  12. Yeah I would suggest the Merthyr area, basically the A470 corridor north of Cardiff is very popular and will benefit from new investment into transportation networks and infrastructure which should make it more commutable to Cardiff. I've been buying/renovating in the Pontypridd area, and that seems to have a healthy market. I haven't had a property sit on the market for more than 2 months. I am not really involved in BTL, but it seems like an annual return of 9%-11% is fairly standard around that area.
  13. Hi Abby, Yes, the investment by the Welsh government has definitely had an impact. The South Wales Metro in particular but also investment in rolling out fast broadband etc. I find the demand has increased from young professionals working in the Cardiff area, as the commute time is good and the improved infrastructure means you have decent utilities and other services. Even though areas like Caerphilly have a higher average price at the moment, I feel there is lower scope for future growth there. What I would say about demand is that March and July tend to be the strongest months in terms of viewings/offers. December through to February is usually quite dead. I tend to want to buy around January/February, as vendors are more likely to accept offers (i go in with an offer of at least 20% below asking price first time round and tend to never make an offer over 10% below asking) with a view to sell by July/August. Mountain Ash seems quite saturated at the moment, in that there is a lot of supply so margins have been squeezed. At the moment I am renovating a property in Ynysybwl, which is going well. I buy 3 bed terraced because I find that demand for 2 bed terraces is much lower (reason being there is not much of a difference in price so families in particular tend to prefer the 3 beds).
  14. Hi Aidan, Having just written my business plan a few months ago, I can share some of my considerations on this topic. I went into business with a partner where I own the majority stake and he owns a minority. It was difficult planning for an exit because both of us were so excited to start the business, we didn't want to think about how it ends! 1. Death - the first option is obviously family. The best thing to do is make a Will and appoint your beneficiaries. They will simply inherit your share of the business and be entitled to your profits going forward. 2. Sell - if one of you decides to sell their stake of the company in the future, I would advise on certain conditions that I put in my shareholders agreement - a.) that should one of the shareholders decide to sell any or all of their stake, they must first offer it to the other shareholder, b.) That the directors have to approve each sale (I have 3 directors - me, the other shareholder and an independent acquaintance). 3. Close - You can decide to close down the business and each of you takes their share. If you're no longer co-investors, it may be more beneficial for you to operate as a sole-trader going forward. Have a look at the below, which has a pretty good guide: http://www.lawdonut.co.uk/business/business-ownership-and-management/shares-and-shareholders/issuing-and-transferring-private-company-shares-faqs

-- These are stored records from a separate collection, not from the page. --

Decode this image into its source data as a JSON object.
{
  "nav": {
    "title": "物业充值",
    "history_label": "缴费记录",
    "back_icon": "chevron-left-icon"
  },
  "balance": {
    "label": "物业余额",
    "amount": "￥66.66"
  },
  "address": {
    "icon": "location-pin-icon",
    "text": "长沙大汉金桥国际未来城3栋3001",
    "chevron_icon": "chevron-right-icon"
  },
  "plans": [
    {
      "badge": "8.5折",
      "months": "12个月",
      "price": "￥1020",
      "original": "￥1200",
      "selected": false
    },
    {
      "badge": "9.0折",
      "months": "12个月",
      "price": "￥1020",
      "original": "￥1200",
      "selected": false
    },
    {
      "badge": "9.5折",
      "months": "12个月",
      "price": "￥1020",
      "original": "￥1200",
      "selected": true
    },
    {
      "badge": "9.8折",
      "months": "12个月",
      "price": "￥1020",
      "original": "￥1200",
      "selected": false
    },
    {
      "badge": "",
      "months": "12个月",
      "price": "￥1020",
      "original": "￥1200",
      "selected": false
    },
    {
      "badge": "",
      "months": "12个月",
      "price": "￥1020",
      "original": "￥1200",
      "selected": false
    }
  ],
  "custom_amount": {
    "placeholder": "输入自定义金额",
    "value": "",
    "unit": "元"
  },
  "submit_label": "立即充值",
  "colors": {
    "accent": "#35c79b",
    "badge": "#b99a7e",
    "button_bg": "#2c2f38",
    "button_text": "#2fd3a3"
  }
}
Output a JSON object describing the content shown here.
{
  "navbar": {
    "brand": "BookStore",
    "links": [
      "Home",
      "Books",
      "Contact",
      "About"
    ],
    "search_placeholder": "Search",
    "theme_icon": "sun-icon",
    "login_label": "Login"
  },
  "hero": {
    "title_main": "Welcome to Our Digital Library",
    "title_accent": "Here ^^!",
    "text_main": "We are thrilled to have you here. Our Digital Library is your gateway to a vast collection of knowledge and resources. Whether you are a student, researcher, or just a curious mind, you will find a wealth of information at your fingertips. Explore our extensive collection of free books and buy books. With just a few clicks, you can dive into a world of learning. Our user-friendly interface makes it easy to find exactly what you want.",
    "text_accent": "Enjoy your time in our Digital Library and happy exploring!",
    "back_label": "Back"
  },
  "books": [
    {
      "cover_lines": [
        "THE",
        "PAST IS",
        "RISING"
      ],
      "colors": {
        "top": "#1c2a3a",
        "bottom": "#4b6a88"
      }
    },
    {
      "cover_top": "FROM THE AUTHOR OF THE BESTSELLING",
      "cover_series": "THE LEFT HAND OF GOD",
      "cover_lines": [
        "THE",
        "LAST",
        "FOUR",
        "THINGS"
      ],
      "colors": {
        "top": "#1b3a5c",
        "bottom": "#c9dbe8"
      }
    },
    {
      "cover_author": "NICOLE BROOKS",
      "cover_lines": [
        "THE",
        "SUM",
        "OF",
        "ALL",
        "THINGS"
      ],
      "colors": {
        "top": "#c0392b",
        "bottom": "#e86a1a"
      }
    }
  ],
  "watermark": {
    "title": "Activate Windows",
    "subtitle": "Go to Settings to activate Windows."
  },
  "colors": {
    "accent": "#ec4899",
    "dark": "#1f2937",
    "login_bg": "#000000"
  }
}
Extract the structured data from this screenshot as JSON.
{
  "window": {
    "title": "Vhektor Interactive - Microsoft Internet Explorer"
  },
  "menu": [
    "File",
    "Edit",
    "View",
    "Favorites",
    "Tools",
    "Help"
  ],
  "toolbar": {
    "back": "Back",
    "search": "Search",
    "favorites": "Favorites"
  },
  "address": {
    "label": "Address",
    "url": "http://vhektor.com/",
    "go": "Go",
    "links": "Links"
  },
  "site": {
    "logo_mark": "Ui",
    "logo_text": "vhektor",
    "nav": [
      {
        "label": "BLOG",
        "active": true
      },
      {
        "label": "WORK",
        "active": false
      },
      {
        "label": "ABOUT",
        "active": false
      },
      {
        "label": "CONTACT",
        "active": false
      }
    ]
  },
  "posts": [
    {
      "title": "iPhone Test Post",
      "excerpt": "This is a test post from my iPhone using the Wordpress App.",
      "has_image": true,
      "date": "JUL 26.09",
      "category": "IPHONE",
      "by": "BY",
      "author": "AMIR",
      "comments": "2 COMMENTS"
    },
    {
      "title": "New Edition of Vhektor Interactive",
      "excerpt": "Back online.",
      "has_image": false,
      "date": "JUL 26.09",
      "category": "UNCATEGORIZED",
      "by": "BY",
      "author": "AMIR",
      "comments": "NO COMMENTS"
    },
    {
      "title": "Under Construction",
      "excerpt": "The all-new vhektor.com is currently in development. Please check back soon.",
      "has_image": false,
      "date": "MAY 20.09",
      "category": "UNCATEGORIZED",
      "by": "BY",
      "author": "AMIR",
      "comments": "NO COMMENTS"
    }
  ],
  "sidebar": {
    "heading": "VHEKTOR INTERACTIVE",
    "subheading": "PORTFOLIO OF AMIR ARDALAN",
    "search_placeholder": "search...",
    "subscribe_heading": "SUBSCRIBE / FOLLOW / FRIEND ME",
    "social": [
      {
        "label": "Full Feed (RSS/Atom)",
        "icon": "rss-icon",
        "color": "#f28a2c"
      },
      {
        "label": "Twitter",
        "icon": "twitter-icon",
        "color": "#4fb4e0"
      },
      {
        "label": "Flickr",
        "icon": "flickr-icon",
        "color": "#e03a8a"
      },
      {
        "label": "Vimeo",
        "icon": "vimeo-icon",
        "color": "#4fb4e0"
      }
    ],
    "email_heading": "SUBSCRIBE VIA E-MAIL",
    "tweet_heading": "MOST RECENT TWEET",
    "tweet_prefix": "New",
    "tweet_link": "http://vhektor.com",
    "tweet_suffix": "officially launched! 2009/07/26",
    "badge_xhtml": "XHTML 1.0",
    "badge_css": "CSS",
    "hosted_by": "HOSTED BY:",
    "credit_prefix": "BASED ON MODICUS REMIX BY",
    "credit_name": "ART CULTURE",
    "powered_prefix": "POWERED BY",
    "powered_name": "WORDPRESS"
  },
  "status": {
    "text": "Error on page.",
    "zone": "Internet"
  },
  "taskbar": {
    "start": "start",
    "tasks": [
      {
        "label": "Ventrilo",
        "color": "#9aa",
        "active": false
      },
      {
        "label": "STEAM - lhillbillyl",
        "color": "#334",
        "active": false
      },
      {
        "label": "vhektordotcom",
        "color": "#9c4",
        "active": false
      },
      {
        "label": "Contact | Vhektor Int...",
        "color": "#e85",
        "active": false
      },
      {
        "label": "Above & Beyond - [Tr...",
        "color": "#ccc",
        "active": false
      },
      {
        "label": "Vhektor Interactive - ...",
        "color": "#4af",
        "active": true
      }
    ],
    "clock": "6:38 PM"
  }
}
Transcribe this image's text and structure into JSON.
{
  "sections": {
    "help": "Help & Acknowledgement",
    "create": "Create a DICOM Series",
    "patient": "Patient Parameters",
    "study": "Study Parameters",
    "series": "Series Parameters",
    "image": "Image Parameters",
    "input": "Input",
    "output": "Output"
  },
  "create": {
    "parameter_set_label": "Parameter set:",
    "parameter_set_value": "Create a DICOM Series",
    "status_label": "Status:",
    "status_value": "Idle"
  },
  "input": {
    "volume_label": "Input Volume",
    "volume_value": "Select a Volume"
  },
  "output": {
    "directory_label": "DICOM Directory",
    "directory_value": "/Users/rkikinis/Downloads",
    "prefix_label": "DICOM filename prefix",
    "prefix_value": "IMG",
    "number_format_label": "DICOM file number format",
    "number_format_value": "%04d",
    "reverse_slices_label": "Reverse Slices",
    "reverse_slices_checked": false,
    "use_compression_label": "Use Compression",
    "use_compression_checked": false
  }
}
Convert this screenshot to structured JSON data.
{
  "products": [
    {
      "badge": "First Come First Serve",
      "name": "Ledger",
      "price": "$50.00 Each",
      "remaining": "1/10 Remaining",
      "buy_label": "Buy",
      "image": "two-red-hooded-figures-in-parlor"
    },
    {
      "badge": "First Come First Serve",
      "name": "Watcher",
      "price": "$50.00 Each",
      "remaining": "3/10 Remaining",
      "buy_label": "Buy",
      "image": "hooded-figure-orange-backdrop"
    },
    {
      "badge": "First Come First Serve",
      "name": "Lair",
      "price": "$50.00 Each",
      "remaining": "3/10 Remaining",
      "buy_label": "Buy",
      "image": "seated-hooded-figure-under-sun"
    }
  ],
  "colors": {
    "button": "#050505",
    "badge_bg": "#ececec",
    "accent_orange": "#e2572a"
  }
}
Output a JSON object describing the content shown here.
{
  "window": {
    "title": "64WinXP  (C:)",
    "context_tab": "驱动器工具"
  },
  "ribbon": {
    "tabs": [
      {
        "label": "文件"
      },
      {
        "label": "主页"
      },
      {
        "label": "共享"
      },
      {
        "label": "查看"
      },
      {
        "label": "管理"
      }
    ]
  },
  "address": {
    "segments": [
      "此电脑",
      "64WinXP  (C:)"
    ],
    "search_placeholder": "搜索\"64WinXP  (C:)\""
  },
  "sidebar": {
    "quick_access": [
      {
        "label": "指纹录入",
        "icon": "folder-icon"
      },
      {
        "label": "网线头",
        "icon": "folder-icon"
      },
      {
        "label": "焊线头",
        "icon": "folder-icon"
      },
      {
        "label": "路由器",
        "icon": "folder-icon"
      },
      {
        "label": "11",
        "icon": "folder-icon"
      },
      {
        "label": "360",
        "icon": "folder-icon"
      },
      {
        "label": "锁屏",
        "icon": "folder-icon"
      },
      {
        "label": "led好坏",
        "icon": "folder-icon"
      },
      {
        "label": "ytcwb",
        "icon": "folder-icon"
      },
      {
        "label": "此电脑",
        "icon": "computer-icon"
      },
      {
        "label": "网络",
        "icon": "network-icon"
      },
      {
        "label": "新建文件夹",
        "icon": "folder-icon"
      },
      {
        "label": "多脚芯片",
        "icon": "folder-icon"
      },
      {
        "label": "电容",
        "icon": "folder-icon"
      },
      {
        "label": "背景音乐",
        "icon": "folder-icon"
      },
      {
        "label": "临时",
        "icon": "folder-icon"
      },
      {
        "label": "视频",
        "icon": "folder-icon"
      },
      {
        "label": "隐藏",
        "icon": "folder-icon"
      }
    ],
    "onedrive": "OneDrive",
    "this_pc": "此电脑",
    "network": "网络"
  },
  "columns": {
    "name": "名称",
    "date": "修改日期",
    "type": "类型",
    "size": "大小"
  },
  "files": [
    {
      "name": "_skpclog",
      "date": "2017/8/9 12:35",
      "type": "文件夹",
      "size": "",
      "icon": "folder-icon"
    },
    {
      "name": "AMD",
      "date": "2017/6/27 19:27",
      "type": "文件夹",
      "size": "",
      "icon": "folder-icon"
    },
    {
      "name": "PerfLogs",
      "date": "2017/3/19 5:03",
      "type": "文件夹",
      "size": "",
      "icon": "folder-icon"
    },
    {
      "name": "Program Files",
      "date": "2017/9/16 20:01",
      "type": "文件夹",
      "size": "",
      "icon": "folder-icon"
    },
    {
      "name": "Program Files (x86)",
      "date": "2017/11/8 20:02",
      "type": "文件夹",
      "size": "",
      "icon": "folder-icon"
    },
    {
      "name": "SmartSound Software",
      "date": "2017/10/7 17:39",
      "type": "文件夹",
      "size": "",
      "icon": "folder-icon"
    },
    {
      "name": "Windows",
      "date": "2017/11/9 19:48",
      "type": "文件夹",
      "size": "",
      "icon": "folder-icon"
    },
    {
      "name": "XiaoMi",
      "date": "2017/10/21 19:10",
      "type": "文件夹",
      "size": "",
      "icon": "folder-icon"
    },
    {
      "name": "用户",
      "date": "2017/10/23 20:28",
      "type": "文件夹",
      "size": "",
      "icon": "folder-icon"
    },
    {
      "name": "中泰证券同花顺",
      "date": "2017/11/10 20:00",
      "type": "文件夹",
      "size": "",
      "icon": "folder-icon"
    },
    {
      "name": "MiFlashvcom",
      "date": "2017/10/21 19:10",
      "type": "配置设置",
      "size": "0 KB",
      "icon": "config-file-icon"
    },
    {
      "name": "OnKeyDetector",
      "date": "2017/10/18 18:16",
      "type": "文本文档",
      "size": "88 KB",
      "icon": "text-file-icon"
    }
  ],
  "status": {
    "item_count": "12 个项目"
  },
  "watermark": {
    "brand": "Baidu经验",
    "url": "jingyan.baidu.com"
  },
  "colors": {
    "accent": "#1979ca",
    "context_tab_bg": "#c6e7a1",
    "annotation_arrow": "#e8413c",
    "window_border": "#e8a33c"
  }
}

  15. Hi Abby, I've been investing in the Pontypridd/Mountain Ash area for the past 2 years. Generally, i tend to buy to sell, because of the high supply of terraced houses needing refurbishment. I've found this a successful strategy, especially as you can buy a decent 3-bed for about 60k. You're right in that HMOs are more popular in Pontypridd and especially the Treforest area. If you look around that train line (Pontypridd/Treforest/Taffs Well) you can find loads of good deals. I would personally stay north of the M4 because the margins are higher. St Fagans/Caerau might be popular but are also a lot pricier (you will struggle to find a 3/4 bed for less than 100k).